Pooled data from two studies enrolling such patients -- dubbed PEARL-1 and PEARL-2 -- yielded a hazard ratio of 1.32 for a composite safety endpoint that included all-cause mortality, stroke, myocardial infarction, congestive heart failure, unstable angina, and cardiac arrhythmia (95% CI 0.97 to 1.81) with peginesatide relative to darbepoetin alfa (Aranesp), reported Iain C. Macdougall, MD, of King's College Hospital in London, and colleagues.
No such increase in cardiovascular risk was seen in two other trials labeled EMERALD 1 and 2 that used the identical composite safety endpoint but enrolled patients who were on dialysis. See "Omontys Safety Still a Problem for Nondialysis Patients."
An AFFY medical adviser, identified as Dr. Schiller, speaking about the safety profile discrepancies in the two studies, acknowledged that AFFY would not seek FDA approval for Omontys to be used to treat anemia for CKD patients generally, stated: "We do not underestimate this safety signal. It [is] something we need to investigate and find out more about. But at this time, to file for [chronic kidney disease] patients would be suicidal. The FDA probably would not go for it right now," said Dr. Schiller.
Note how ABSOLUTELY NONE of the touters saying to go long dare to mention that the Omontys safety problem was already discovered and reported in the PEARL study! Now AFFY will have to explain the safety profile discrepancy between the PEARL and EMERALD studies to the FDA. AFFY previously dismissed this discrepancy as "inexplicable" and one for which there was "no definitive answer."

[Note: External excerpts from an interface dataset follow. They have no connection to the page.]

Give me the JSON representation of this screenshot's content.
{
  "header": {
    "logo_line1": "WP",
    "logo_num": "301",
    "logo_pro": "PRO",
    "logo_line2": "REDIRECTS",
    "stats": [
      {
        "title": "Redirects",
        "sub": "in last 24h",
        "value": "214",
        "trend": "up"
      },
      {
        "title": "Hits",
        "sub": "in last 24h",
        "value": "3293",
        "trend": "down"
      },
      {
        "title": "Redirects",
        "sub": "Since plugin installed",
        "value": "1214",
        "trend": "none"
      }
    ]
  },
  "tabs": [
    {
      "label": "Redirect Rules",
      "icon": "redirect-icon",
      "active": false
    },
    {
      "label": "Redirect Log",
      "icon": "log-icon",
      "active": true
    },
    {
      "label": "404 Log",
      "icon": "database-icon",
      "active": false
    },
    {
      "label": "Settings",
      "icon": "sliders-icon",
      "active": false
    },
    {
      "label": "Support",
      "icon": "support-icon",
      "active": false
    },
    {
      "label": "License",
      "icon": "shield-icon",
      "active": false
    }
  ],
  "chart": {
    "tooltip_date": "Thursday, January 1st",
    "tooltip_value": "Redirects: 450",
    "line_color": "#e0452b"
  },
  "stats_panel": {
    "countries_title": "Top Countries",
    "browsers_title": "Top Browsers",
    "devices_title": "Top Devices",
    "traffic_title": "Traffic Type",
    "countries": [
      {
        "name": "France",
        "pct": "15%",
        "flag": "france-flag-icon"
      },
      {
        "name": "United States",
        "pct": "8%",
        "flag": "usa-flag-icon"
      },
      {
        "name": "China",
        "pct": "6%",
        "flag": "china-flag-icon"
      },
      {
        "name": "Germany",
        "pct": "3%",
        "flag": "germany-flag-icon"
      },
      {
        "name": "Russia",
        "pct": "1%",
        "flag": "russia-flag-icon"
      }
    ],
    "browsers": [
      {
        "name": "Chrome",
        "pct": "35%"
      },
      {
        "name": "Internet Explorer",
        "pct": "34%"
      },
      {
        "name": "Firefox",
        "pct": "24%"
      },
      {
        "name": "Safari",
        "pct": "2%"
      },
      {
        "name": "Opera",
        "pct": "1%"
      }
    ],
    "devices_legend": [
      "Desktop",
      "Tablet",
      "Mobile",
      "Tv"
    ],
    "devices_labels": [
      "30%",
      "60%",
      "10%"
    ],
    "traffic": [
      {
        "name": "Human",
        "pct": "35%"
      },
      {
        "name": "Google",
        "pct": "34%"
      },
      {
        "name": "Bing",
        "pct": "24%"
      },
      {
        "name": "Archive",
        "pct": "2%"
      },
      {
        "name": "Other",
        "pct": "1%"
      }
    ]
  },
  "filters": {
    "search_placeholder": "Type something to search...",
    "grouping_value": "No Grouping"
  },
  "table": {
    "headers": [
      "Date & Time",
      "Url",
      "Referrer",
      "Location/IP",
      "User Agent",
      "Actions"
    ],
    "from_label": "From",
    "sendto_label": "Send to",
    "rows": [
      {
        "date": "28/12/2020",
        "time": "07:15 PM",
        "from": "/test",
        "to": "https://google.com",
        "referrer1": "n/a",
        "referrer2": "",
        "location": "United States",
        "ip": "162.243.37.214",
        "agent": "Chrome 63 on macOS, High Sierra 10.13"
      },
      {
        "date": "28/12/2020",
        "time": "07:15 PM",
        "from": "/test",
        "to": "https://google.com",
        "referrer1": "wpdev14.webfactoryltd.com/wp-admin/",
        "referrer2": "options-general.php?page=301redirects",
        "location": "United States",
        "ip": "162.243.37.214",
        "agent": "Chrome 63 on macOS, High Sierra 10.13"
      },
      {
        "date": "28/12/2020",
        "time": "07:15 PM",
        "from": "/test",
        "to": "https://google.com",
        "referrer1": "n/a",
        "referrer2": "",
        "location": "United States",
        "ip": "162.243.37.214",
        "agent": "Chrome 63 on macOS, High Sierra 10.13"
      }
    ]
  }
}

I would not go long AFFY even at what looks like a cheap price here. Cheap compared to what? A failed drug. A failed business plan. No revenues. Huge research and legal expenses. A monopoly rival, Epogen, with a proven safety profile standard in the industry. A damaged reputation in the medical community. A book value of $1.78 per share. What a bargain at only $2.65 a share.